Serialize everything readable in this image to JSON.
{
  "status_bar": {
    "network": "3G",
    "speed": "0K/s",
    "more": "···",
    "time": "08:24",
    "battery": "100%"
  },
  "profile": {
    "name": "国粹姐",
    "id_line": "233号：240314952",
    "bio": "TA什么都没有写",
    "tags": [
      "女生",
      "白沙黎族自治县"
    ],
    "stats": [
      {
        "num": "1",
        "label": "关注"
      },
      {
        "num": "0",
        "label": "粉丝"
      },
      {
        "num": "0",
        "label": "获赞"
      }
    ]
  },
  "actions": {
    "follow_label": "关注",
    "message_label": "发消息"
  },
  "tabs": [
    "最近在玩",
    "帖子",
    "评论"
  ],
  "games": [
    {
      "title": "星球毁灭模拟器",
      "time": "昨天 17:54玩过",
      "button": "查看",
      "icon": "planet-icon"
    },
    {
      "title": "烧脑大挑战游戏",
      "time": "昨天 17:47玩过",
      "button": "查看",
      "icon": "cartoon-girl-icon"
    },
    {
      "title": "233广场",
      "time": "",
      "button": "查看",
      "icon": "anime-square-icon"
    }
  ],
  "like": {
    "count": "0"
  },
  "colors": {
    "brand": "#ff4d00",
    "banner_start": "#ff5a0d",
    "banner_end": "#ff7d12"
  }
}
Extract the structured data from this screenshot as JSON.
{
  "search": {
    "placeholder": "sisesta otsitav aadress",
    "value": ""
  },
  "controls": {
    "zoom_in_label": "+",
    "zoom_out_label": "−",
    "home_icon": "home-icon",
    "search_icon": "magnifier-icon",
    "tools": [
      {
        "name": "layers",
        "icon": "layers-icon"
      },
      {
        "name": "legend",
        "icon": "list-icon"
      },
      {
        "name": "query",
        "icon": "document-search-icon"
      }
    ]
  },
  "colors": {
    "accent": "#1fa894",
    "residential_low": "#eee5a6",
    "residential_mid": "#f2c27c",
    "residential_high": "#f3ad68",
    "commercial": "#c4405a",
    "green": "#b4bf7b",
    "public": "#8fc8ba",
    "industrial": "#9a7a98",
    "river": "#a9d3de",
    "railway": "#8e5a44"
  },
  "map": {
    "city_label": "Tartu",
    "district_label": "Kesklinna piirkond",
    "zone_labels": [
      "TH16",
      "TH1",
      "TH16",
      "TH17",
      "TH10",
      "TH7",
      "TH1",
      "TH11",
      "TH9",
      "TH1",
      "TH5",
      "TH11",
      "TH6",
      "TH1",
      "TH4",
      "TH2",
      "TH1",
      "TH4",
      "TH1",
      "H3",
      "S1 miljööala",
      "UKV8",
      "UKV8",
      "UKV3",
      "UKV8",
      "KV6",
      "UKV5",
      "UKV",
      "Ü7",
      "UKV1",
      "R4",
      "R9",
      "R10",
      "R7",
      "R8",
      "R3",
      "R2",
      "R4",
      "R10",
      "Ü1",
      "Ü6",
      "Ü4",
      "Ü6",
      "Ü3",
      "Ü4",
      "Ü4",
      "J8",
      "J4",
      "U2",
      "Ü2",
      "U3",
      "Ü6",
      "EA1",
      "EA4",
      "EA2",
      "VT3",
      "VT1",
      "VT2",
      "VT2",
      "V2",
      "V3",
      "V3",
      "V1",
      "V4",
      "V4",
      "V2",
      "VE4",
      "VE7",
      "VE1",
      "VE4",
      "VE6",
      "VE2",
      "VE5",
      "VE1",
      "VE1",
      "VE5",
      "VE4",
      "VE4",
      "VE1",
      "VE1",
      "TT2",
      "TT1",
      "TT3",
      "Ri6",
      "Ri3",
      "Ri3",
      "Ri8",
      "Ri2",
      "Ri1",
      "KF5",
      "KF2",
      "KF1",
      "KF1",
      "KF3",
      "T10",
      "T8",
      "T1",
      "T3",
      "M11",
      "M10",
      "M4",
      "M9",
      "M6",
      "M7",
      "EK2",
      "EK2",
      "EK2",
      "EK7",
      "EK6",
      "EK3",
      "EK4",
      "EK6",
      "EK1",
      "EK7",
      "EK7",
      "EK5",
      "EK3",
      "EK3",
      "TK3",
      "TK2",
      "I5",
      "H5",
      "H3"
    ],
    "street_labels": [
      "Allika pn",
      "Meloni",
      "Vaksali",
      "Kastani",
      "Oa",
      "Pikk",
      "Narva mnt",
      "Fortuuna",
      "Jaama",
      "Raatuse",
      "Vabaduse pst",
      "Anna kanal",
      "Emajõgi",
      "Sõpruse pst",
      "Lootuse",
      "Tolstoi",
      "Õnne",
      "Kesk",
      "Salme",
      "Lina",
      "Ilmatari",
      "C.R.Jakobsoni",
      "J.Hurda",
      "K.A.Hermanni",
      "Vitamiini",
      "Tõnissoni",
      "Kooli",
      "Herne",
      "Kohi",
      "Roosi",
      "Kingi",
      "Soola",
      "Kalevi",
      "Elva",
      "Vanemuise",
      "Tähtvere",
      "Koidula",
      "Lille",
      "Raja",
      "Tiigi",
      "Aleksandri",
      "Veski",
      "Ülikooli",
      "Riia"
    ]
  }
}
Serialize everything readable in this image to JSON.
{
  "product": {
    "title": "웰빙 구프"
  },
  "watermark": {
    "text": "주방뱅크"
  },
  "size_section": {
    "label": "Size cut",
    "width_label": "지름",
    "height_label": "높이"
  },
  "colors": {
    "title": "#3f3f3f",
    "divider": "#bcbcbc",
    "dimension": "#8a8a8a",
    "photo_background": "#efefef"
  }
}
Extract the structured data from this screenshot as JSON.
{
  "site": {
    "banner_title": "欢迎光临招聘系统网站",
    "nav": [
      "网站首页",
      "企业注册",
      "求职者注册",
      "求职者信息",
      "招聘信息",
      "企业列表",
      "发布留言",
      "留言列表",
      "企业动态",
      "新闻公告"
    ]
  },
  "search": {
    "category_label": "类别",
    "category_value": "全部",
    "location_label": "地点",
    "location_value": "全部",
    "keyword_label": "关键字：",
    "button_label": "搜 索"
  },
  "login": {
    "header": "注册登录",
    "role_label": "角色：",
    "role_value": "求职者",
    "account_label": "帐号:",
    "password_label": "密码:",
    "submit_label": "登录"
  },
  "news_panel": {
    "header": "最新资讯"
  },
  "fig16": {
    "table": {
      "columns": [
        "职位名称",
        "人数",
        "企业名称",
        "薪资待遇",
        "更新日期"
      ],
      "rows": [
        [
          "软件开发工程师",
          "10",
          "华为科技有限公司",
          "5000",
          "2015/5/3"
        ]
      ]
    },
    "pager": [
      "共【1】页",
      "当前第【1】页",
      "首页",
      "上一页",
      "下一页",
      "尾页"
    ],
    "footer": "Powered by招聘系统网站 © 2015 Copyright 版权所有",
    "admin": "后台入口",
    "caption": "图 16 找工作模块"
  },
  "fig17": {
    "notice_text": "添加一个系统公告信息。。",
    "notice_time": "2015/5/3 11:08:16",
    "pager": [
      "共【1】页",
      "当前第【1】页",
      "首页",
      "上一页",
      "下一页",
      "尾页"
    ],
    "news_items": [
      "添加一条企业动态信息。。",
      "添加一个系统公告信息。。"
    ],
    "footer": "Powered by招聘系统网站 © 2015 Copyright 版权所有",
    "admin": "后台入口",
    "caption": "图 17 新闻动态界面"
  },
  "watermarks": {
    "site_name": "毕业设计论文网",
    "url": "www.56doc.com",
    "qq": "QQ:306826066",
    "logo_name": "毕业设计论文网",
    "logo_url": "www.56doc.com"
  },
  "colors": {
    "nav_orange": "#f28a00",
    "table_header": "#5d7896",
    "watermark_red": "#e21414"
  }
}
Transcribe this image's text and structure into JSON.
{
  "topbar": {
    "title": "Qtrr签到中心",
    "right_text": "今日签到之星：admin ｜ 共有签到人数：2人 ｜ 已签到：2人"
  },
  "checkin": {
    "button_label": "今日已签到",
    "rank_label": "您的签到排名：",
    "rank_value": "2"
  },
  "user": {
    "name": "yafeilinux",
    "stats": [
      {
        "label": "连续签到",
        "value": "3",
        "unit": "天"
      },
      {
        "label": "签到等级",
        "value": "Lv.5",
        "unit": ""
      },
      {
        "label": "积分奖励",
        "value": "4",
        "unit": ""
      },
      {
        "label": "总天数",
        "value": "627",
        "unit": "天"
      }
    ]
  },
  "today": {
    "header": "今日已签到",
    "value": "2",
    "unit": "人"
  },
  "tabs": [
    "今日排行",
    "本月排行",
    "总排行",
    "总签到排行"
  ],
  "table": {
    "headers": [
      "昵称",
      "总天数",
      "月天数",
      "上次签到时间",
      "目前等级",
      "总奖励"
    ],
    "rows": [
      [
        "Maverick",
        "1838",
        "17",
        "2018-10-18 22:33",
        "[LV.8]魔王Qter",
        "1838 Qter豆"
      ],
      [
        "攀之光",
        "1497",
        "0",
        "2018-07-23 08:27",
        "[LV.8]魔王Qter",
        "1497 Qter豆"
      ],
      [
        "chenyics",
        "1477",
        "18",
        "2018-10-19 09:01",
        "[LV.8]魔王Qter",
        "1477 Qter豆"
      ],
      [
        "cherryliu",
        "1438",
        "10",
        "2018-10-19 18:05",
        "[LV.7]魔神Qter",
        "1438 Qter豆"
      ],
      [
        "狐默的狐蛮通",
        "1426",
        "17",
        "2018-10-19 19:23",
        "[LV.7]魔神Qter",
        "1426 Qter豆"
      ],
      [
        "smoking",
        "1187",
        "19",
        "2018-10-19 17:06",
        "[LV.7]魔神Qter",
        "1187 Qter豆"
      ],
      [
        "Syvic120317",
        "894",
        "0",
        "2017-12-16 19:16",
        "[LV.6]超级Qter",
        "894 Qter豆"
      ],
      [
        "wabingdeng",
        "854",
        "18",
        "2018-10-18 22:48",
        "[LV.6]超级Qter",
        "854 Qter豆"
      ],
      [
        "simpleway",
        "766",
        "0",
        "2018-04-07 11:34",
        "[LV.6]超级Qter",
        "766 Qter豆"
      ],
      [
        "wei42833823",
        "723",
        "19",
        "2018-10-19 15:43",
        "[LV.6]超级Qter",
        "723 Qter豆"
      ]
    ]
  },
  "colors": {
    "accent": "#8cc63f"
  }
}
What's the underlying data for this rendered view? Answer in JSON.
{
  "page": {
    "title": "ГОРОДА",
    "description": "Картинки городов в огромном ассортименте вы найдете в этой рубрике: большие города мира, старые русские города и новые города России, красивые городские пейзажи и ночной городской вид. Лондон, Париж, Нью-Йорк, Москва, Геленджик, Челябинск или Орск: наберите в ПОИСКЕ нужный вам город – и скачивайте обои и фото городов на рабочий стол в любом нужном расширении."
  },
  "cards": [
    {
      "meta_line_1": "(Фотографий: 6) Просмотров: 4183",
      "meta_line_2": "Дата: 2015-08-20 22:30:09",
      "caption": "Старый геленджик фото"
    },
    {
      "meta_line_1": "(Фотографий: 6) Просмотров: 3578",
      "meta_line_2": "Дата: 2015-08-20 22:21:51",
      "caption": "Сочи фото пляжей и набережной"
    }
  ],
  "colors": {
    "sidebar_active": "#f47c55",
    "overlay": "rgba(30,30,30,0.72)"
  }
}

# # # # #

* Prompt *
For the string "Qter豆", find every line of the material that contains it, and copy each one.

* Output of the exercise *
        "1838 Qter豆"
        "1497 Qter豆"
        "1477 Qter豆"
        "1438 Qter豆"
        "1426 Qter豆"
        "1187 Qter豆"
        "894 Qter豆"
        "854 Qter豆"
        "766 Qter豆"
        "723 Qter豆"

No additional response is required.